The sweet taste of blame
Following a relationship-dissolution in my mid-twenties, I decided to participate in a few counselling sessions to help me deal with my grief and shame. The kind counsellor wanted to start by talking about my childhood. Together, we remembered things I’d forgotten or hadn’t considered to be that momentous. Until those sessions my childhood was just what it was. I never thought that my upbringing was anything but normal. Of course, I understand now that no one has a typical childhood. Everyone’s is different.
Listen to me read this post:
At the time, though, it was very sweet to look back on how my parents had “wronged” me and hurt me. I’m not sure the counsellor intended this, but I left each session thinking, “This situation and pain isn’t my fault! If it weren’t for my parents, I wouldn’t be in this mess right now!” My declaration was partly true in that if it weren’t for my parents, I wouldn’t be anywhere right now.
Back then I really enjoyed being given permission to criticize the upbringing my parents provided. I hadn’t really gone there before and I liked the ride. It was exhilarating until the blame slowly formed into a hot ball of anger that sat burning in my stomach. Then I knew I’d ingested too much delicious blame.
The rule of 35
Occasionally I hear people talk about how they were mistreated as kids by their parents. I have no doubt that their stories are true and their pain is real. I also believe this kind of thinking sprinkles salt into wounds that should be allowed to heal.
Is there a cure for some of these old hurts? The good old hard work of forgiveness is the best remedy, but it’s not quick and needs to be done repeatedly. One injection of forgiveness is often not enough. We have to keep getting booster shots to keep our hearts open.
A remedy I developed for myself is the rule of 35. Here’s how it works: If we’re 35 years old or more, we have to stop blaming our parents. We’ve had time to do the necessary repair work and we’ve had time to move on. Any dumb decisions we make at or after 35 are completely and wholly down to us.
And if you’re a parent (disclaimer: I’m not) and your kids are over 35, you can’t take responsibility for their failures or their successes. It’s been too long since you raised them and too many other factors have steered their life’s course. Your past actions and influence are pretty watered-down by now. You did your best. You’ve grown and your children have grown, too. We can remember them, but the people in those old family photos don’t exist anymore.
Uncertain and impossibly young
Speaking of old family photos, I recently saw some photos of my parents as newlyweds. That handsome couple looked impossibly young and very uncertain. Indeed, they were young in those black-and-white pictures, nineteen and twenty-one.
The past is an open cage out of which we can walk anytime. ~ Ajahn Brahm
Seeing my parents so young and so obviously trying to please their own parents, I realized they didn’t have all the answers.
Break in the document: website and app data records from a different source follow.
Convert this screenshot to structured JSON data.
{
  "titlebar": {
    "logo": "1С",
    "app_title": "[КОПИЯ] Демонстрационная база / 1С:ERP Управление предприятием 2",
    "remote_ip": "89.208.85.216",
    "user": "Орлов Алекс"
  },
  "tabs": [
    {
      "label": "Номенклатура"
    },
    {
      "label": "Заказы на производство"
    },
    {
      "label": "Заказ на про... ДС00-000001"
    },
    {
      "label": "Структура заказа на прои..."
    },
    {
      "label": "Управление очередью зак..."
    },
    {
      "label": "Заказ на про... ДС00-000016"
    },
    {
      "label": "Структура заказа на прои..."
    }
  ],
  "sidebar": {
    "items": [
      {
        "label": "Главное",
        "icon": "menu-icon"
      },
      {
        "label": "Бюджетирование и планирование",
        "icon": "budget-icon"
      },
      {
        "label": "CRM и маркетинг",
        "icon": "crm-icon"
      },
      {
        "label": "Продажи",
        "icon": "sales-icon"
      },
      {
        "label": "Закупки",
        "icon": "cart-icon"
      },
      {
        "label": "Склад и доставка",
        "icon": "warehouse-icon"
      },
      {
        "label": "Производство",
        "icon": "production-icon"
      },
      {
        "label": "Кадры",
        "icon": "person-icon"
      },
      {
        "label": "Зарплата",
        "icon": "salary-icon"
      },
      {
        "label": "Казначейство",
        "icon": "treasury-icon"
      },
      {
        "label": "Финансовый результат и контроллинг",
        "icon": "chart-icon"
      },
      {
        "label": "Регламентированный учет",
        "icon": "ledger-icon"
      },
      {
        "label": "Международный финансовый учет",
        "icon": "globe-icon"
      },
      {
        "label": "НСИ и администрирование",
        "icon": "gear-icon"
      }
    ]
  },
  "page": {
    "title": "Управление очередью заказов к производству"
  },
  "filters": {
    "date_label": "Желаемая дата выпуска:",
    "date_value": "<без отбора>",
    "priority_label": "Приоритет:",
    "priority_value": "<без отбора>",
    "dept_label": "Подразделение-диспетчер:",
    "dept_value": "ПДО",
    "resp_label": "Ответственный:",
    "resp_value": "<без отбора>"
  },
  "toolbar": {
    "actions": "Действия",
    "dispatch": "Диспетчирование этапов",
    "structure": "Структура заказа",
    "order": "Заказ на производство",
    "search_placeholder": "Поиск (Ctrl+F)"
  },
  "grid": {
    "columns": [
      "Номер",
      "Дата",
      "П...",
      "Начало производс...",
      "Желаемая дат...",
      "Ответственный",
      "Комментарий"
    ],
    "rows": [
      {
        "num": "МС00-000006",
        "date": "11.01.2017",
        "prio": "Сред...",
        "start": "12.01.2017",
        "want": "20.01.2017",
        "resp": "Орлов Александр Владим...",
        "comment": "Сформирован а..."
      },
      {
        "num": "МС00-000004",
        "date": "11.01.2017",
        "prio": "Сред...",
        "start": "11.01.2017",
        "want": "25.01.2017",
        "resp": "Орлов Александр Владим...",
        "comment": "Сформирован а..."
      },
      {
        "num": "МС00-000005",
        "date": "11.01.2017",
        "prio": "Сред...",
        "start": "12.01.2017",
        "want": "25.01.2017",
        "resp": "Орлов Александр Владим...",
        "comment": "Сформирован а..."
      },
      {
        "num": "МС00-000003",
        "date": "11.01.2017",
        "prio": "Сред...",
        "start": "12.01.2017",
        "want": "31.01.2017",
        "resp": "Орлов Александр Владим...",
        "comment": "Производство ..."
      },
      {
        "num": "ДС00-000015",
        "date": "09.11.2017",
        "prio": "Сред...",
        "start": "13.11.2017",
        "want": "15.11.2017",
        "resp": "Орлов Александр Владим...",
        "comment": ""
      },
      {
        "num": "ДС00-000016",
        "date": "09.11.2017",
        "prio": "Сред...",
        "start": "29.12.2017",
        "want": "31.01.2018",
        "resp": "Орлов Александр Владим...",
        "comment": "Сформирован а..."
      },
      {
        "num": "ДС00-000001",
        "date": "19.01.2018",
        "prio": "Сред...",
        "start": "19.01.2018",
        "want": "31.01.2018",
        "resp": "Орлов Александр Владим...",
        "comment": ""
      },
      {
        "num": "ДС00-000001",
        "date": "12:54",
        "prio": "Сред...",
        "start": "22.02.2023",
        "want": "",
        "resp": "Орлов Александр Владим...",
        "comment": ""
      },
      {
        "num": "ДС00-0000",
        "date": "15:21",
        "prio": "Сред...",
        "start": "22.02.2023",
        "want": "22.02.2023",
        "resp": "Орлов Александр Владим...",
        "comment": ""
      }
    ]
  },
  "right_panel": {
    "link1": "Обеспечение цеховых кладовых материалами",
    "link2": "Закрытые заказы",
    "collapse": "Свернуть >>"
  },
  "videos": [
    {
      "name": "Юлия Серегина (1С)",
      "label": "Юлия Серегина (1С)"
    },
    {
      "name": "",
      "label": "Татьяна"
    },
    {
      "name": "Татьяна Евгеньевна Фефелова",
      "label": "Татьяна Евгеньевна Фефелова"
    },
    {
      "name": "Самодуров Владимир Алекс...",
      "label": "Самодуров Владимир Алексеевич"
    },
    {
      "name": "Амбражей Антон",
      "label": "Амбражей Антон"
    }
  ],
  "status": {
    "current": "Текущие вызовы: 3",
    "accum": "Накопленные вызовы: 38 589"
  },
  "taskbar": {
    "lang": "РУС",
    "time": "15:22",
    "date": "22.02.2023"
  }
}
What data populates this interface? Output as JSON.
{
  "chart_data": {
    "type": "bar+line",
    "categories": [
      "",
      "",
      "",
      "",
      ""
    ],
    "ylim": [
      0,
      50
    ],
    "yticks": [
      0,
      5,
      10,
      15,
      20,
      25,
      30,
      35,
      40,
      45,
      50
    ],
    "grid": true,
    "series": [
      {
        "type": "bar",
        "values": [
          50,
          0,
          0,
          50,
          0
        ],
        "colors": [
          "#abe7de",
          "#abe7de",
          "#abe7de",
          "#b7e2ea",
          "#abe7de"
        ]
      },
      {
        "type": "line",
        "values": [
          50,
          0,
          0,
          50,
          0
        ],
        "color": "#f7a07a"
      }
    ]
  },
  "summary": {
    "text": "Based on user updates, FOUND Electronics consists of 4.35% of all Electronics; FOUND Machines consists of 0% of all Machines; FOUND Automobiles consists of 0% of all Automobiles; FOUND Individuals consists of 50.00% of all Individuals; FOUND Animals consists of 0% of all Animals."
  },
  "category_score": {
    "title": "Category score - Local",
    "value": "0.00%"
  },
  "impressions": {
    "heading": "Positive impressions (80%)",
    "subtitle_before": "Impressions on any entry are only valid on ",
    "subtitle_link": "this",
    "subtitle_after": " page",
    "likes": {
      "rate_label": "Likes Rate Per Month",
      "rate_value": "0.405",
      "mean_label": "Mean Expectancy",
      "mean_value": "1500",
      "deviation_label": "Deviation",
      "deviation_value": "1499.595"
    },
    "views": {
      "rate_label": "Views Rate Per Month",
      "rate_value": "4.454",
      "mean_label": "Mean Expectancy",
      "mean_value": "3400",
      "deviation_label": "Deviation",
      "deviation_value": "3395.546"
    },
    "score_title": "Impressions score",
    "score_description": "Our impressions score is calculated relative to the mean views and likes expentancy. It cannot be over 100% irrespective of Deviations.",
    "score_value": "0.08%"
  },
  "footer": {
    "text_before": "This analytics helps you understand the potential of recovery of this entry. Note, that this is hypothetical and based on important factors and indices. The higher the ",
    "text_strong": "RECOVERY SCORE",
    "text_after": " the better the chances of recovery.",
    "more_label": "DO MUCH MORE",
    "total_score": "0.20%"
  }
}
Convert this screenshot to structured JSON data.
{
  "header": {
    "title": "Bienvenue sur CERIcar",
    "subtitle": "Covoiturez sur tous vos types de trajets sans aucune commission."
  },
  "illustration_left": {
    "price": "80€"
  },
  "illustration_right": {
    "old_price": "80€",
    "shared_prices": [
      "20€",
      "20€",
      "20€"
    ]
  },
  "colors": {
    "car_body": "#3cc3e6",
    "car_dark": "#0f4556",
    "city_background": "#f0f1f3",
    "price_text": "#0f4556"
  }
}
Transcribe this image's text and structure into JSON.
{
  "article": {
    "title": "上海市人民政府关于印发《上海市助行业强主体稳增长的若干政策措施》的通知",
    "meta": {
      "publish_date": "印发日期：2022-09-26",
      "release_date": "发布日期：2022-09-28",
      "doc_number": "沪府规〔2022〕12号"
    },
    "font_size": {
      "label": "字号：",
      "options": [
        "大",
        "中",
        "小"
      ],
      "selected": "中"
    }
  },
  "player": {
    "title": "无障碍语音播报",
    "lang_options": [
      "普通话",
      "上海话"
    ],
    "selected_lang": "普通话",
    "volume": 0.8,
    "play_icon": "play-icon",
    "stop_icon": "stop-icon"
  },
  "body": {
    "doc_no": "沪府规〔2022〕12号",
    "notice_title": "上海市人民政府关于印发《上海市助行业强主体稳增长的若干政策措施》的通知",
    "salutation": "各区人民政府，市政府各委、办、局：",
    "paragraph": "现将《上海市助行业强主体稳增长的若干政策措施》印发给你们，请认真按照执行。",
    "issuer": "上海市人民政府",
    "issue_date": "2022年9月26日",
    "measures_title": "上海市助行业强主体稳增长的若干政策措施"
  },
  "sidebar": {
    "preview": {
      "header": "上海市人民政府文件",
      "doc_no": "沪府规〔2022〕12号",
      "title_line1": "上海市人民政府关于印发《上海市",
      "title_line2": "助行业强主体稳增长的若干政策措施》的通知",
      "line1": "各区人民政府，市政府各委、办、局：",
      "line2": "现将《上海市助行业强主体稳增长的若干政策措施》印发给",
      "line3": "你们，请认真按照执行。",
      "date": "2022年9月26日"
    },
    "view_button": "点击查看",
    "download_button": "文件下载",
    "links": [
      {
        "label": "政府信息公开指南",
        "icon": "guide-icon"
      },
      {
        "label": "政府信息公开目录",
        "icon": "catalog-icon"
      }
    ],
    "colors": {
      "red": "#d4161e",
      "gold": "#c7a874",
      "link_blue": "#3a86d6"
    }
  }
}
Heck, they didn’t know anything. I know this because at nineteen, I didn’t know anything. How can I blame these kids for doing what they thought was best or, at worst, doing the only thing they knew how to do?
My parents brought to their marriage and child-rearing their own pasts and their own pain. It’s up to me, though, as an adult to not continue the legacy. The fault-finding ends here.
It’s my own damn fault
I love Jimmy Buffett’s 1977 hit ”Margaritaville” in which the narrator finally takes responsibility for all the decisions he’s made that have ended him up where he is now. There’s optimism in this happy-sounding but ultimately sad song.
The lyrics outline a healthy progression from apathy to self-acceptance in three steps.
Some people claim that there’s a woman to blame:
- But I know it’s nobody’s fault.
- Now I think, hell, it could be my fault.
- Now I know it’s my own damn fault.
Sure, the song’s main character is still at the bottom of a well, but it seems the cover is off and he can see the light of day. I think he might just climb out yet with responsibility and acceptance forming the rope ladder.
Yes, it feels terrible to admit to ourselves that we’ve made poor decisions and behaved badly. No one enjoys it but if you’re alive, you’ve probably made a choice or two you’d like to go back and change.
I heard a Buddhist teacher on YouTube say something like this: The past is an open cage out of which we can walk anytime. I don’t know about you, but depending on the day, I need to walk out of that cage several times between sunup and sundown.
Our freedom lies in shouldering responsibility, picking it up and saying, “Yes, this is mine. It doesn’t belong to anyone else.” The chains fall off when we accept, not dodge, the fact of our mistakes.
Our personal history only holds as much importance as we imbue it with. If we think our past hurts control our lives, then we’re stuck. If we can instead think, “Yes, that’s a part of me but it’s a small part and it doesn’t matter that much anymore,” the cage door of the past swings open and we’re free to walk out.